(Work to be completed): For each entry, restate it word for word while omitting any image it holds.

Excerpts from an interface dataset:
::::

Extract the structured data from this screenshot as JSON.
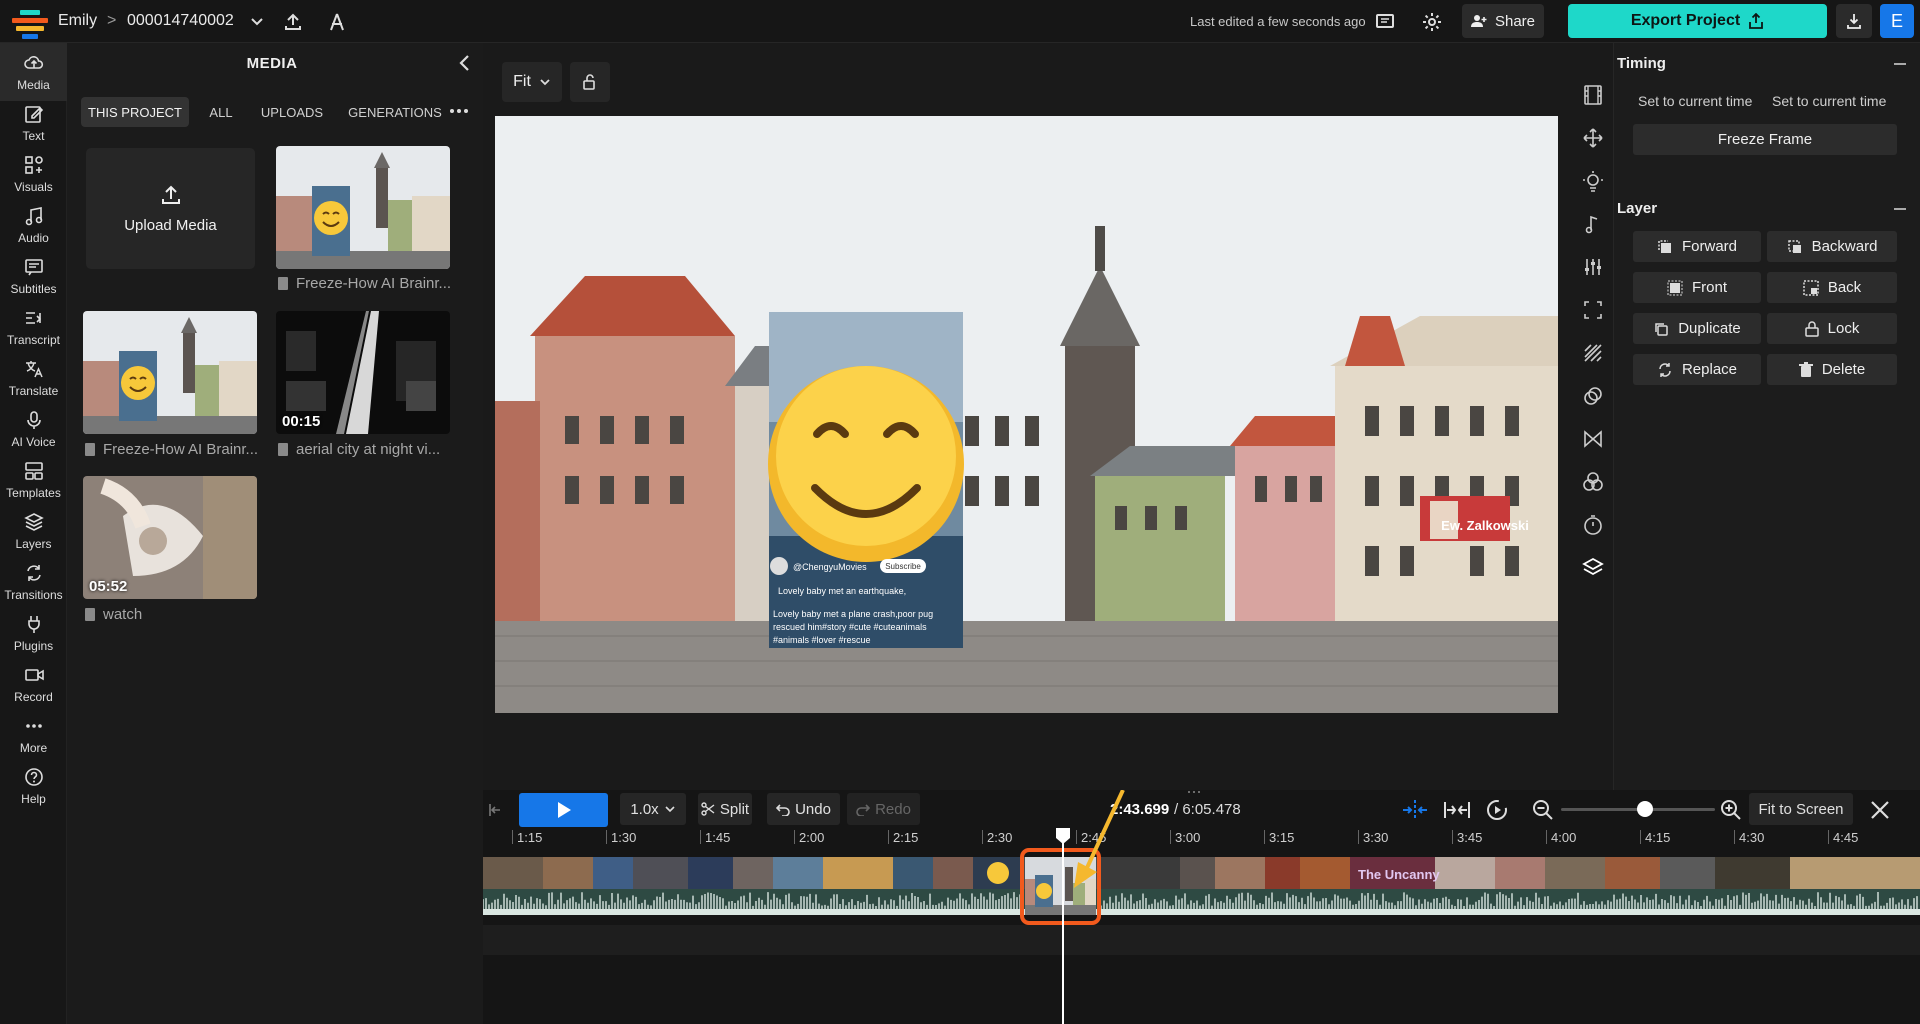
{
  "topbar": {
    "user": "Emily",
    "separator": ">",
    "project_name": "000014740002",
    "last_edited": "Last edited a few seconds ago",
    "share_label": "Share",
    "export_label": "Export Project",
    "avatar_initial": "E"
  },
  "leftnav": {
    "items": [
      {
        "label": "Media",
        "icon": "cloud-upload-icon",
        "active": true
      },
      {
        "label": "Text",
        "icon": "edit-icon"
      },
      {
        "label": "Visuals",
        "icon": "shapes-icon"
      },
      {
        "label": "Audio",
        "icon": "music-note-icon"
      },
      {
        "label": "Subtitles",
        "icon": "subtitles-icon"
      },
      {
        "label": "Transcript",
        "icon": "transcript-icon"
      },
      {
        "label": "Translate",
        "icon": "translate-icon"
      },
      {
        "label": "AI Voice",
        "icon": "microphone-icon"
      },
      {
        "label": "Templates",
        "icon": "templates-icon"
      },
      {
        "label": "Layers",
        "icon": "layers-icon"
      },
      {
        "label": "Transitions",
        "icon": "transitions-icon"
      },
      {
        "label": "Plugins",
        "icon": "plug-icon"
      },
      {
        "label": "Record",
        "icon": "camera-icon"
      },
      {
        "label": "More",
        "icon": "dots-icon"
      },
      {
        "label": "Help",
        "icon": "help-icon"
      }
    ]
  },
  "media": {
    "title": "MEDIA",
    "tabs": [
      "THIS PROJECT",
      "ALL",
      "UPLOADS",
      "GENERATIONS"
    ],
    "upload_label": "Upload Media",
    "items": [
      {
        "label": "Freeze-How AI Brainr...",
        "duration": ""
      },
      {
        "label": "Freeze-How AI Brainr...",
        "duration": ""
      },
      {
        "label": "aerial city at night vi...",
        "duration": "00:15"
      },
      {
        "label": "watch",
        "duration": "05:52"
      }
    ]
  },
  "canvas": {
    "fit_label": "Fit",
    "overlay": {
      "handle": "@ChengyuMovies",
      "subscribe": "Subscribe",
      "line1": "Lovely baby met an earthquake,",
      "caption": "Lovely baby met a plane crash,poor pug rescued him#story #cute #cuteanimals #animals #lover #rescue"
    },
    "poster_text": "Ew. Zalkowski"
  },
  "props": {
    "timing_title": "Timing",
    "set_current_1": "Set to current time",
    "set_current_2": "Set to current time",
    "freeze_frame": "Freeze Frame",
    "layer_title": "Layer",
    "layer_buttons": [
      "Forward",
      "Backward",
      "Front",
      "Back",
      "Duplicate",
      "Lock",
      "Replace",
      "Delete"
    ]
  },
  "timeline": {
    "speed": "1.0x",
    "split": "Split",
    "undo": "Undo",
    "redo": "Redo",
    "current_time": "2:43.699",
    "total_time": "/ 6:05.478",
    "fit_to_screen": "Fit to Screen",
    "zoom_level": 0.55,
    "ticks": [
      "1:15",
      "1:30",
      "1:45",
      "2:00",
      "2:15",
      "2:30",
      "2:45",
      "3:00",
      "3:15",
      "3:30",
      "3:45",
      "4:00",
      "4:15",
      "4:30",
      "4:45"
    ],
    "clip_text": "The Uncanny"
  },
  "colors": {
    "accent": "#1ed8c9",
    "primary": "#1677e8",
    "highlight": "#f25a1d",
    "arrow": "#f5b82e"
  }
}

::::

(Solution to the problem):
Extract the structured data from this screenshot as JSON.
{
  "topbar": {
    "user": "Emily",
    "separator": ">",
    "project_name": "000014740002",
    "last_edited": "Last edited a few seconds ago",
    "share_label": "Share",
    "export_label": "Export Project",
    "avatar_initial": "E"
  },
  "leftnav": {
    "items": [
      {
        "label": "Media",
        "icon": "cloud-upload-icon",
        "active": true
      },
      {
        "label": "Text",
        "icon": "edit-icon"
      },
      {
        "label": "Visuals",
        "icon": "shapes-icon"
      },
      {
        "label": "Audio",
        "icon": "music-note-icon"
      },
      {
        "label": "Subtitles",
        "icon": "subtitles-icon"
      },
      {
        "label": "Transcript",
        "icon": "transcript-icon"
      },
      {
        "label": "Translate",
        "icon": "translate-icon"
      },
      {
        "label": "AI Voice",
        "icon": "microphone-icon"
      },
      {
        "label": "Templates",
        "icon": "templates-icon"
      },
      {
        "label": "Layers",
        "icon": "layers-icon"
      },
      {
        "label": "Transitions",
        "icon": "transitions-icon"
      },
      {
        "label": "Plugins",
        "icon": "plug-icon"
      },
      {
        "label": "Record",
        "icon": "camera-icon"
      },
      {
        "label": "More",
        "icon": "dots-icon"
      },
      {
        "label": "Help",
        "icon": "help-icon"
      }
    ]
  },
  "media": {
    "title": "MEDIA",
    "tabs": [
      "THIS PROJECT",
      "ALL",
      "UPLOADS",
      "GENERATIONS"
    ],
    "upload_label": "Upload Media",
    "items": [
      {
        "label": "Freeze-How AI Brainr...",
        "duration": ""
      },
      {
        "label": "Freeze-How AI Brainr...",
        "duration": ""
      },
      {
        "label": "aerial city at night vi...",
        "duration": "00:15"
      },
      {
        "label": "watch",
        "duration": "05:52"
      }
    ]
  },
  "canvas": {
    "fit_label": "Fit",
    "overlay": {
      "handle": "@ChengyuMovies",
      "subscribe": "Subscribe",
      "line1": "Lovely baby met an earthquake,",
      "caption": "Lovely baby met a plane crash,poor pug rescued him#story #cute #cuteanimals #animals #lover #rescue"
    },
    "poster_text": "Ew. Zalkowski"
  },
  "props": {
    "timing_title": "Timing",
    "set_current_1": "Set to current time",
    "set_current_2": "Set to current time",
    "freeze_frame": "Freeze Frame",
    "layer_title": "Layer",
    "layer_buttons": [
      "Forward",
      "Backward",
      "Front",
      "Back",
      "Duplicate",
      "Lock",
      "Replace",
      "Delete"
    ]
  },
  "timeline": {
    "speed": "1.0x",
    "split": "Split",
    "undo": "Undo",
    "redo": "Redo",
    "current_time": "2:43.699",
    "total_time": "/ 6:05.478",
    "fit_to_screen": "Fit to Screen",
    "zoom_level": 0.55,
    "ticks": [
      "1:15",
      "1:30",
      "1:45",
      "2:00",
      "2:15",
      "2:30",
      "2:45",
      "3:00",
      "3:15",
      "3:30",
      "3:45",
      "4:00",
      "4:15",
      "4:30",
      "4:45"
    ],
    "clip_text": "The Uncanny"
  },
  "colors": {
    "accent": "#1ed8c9",
    "primary": "#1677e8",
    "highlight": "#f25a1d",
    "arrow": "#f5b82e"
  }
}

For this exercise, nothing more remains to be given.